If you have seen my post introducing to my model railway, then you will know I have included a model of Bath Green Park locomotive shed. I am going to explain how I built this model railway shed.
History of Bath Green Park
The locomotive shed at Bath Green Park was located just outside the station. On the 6th March 1966, it was closed along with the entire route and demolished soon after closure. During its years of operation, it was allocated a variety of locomotive types from the London Midland and Scottish Railway and latterly the Southern Railway as well, together with BR Standards. It also played host to a number of long-distance visiting types including LNER B1’s. Modelling this particular locomotive shed would permit me to authentically display and operate an extensive range of locomotives.
What material to use for the model?
The Somerset and Dorset shed building was constructed of wood so I considered how this might be replicated in a model.
One day I was travelling on a Great Western Railway train with Richard Noyle, the Head of IT at Great Western Railway. We were having coffee and he was using a [easyazon_link identifier=”B005D75YY2″ locale=”UK” tag=”railway02-21″]wooden stirrer[/easyazon_link]. I realised that the width of the stick could be perfect to represent the wooden cladding on the side of my model of the Somerset and Dorset shed. Using photographs, particularly those of Ivo Peter’s, I made a scale drawing of the shed. It soon became clear that due to space constraints I would not be able to make a full-length building. However, there was sufficient space to accommodate the scale width of the building.
Making the Structure
I began by constructing the roof trusses and the upright supports laying them out flat and glueing them together. Studying internal photographs of the construction gave me an indication of how to position the [easyazon_link identifier=”B005D75YY2″ locale=”UK” tag=”railway02-21″]wooden stirrer[/easyazon_link] sticks. It was then a case of joining the various sections together.
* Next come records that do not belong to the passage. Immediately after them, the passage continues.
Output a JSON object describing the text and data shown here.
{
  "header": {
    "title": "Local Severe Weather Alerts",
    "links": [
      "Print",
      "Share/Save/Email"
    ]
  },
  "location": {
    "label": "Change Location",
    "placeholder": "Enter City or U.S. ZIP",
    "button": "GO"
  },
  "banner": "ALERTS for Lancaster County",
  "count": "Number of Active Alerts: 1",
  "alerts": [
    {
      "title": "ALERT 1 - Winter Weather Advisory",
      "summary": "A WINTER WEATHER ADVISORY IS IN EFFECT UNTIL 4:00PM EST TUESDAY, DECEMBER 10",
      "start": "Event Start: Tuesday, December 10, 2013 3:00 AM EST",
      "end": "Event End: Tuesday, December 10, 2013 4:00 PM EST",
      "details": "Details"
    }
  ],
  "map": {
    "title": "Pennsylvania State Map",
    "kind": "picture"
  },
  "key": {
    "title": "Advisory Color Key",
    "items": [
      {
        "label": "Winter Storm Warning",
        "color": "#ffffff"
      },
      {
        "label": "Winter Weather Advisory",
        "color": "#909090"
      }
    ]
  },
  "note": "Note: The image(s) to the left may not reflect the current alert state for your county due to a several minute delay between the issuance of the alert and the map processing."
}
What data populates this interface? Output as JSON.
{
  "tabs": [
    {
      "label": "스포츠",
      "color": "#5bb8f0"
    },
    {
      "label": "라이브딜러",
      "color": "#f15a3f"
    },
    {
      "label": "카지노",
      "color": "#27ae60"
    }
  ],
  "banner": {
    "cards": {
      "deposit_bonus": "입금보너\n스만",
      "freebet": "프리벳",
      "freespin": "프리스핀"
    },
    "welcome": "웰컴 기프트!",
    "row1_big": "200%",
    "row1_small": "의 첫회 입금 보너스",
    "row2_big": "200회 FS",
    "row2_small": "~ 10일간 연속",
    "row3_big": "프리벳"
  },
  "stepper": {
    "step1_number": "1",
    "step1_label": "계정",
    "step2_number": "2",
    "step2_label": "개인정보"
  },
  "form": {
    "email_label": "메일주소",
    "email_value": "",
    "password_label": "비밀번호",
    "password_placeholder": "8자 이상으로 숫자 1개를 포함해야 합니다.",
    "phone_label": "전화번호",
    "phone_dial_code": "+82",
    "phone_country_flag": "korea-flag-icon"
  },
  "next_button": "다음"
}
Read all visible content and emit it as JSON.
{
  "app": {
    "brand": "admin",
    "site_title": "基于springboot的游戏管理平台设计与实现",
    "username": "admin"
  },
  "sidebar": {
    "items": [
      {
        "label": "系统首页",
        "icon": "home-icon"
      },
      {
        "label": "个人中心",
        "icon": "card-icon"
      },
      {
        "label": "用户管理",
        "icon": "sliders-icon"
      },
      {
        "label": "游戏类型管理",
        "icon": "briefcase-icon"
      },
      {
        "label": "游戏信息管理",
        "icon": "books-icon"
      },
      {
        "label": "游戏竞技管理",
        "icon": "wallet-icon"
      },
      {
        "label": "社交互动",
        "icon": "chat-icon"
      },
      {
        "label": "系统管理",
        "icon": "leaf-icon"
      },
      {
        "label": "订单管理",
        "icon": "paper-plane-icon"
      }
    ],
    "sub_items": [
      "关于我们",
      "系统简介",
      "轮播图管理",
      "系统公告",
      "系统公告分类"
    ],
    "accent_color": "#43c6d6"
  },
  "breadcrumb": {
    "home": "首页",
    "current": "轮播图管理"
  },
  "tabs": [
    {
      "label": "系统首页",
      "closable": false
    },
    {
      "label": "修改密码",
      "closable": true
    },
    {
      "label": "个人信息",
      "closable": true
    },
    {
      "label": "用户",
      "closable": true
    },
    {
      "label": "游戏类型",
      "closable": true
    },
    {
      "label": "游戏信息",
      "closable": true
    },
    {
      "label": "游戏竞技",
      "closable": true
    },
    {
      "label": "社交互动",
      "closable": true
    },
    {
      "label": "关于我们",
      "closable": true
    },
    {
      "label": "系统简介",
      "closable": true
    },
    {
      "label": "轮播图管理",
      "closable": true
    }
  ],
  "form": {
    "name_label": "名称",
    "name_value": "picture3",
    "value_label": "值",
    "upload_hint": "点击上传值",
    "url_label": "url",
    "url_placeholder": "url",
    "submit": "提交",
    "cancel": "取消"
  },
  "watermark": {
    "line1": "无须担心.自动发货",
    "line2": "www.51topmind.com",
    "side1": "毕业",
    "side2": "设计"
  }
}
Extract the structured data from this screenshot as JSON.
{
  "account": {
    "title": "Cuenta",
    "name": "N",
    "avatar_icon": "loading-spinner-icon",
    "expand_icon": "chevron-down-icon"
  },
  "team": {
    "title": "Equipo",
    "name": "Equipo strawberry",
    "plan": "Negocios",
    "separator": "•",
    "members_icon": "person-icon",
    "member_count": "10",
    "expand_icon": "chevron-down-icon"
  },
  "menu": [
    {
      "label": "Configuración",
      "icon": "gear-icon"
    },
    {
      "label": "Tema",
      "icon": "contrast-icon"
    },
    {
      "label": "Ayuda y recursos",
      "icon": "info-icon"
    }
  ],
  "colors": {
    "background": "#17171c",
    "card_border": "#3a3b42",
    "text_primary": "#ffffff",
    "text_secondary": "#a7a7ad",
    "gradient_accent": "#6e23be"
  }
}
After leaving for a couple of days to let the adhesive set, I then trial fitted a locomotive inside the framing. Next, I moved the structure to the baseboard where I had already laid the track albeit securing it temporarily with drawing pins.
I now had the task of effectively cladding the sides of the frame. Richard and several other of my colleagues at GWR had kindly collected lots of used stirrer sticks during their daily commutes, saving the stick each time they had a coffee. This is recycling indeed! Who would have thought that a humble wooden stirrer stick would be vital when constructing a model of an iconic steam locomotive shed?
How I made the roof
For the roof I used cardboard but I also had to make a centre vented section. This is not an exact representation but looks OK to me. With the structure complete, it was time for painting. I used my own judgment on the actual shade of paint. Although I consulted numerous colour images in books and online, different lighting conditions at the time the photos were taken over fifty years ago meant there were a variety of shades to choose from. I have tried to weather up the finished results.
The shed building roads have all been given inspection pits.
You will also notice in the photographs a model of the coaling stage. This was built at the shed in the early 1950s to replace a wooden structure. I suitably weathered this building to add a bit more realism. My model version constructed using strong cardboard.
Midland Railway Shed
The aerial shot of the shed layout shows another building. This is the Midland Railway shed which in reality was slightly further back relative to the Somerset and Dorset building than in my model. Again, space constraints made this necessary. This shed was built of stone so I used cladding sheets (similar to this) over the original brick paper of an old cardboard model. I bought this model from my Godson James Russ, along with some his other model railway items to help fund him through University a few years ago.
I also built the boiler house and offices on the back of the shed. To complete the scene, I positioned a grounded wooden coach body to depict the one at the shed that was used for locomotive crew mutual improvement classes.
Those of you familiar with the layout at Bath Green Park locomotive depot, will note also that the turntable is not positioned just outside the Midland shed. Another spacing issue. So I have placed it in the approximate area where it would have been in the 1920s. However, the track layout is similar to that in the shed’s later years.
It is very satisfying to have recreated a lost railway scene in model form. The shed coded 71G under Southern Region control and later 82G under the Western Regional authorities may be no more on the national railways of today but its recreation in 00 gauge can at least be experienced in the comfort of my home. I hope you enjoy seeing the photographs that I have taken of my creation and if you want to add a loco shed to your layout but don’t want to build it yourself then I recommend this model from Hornby.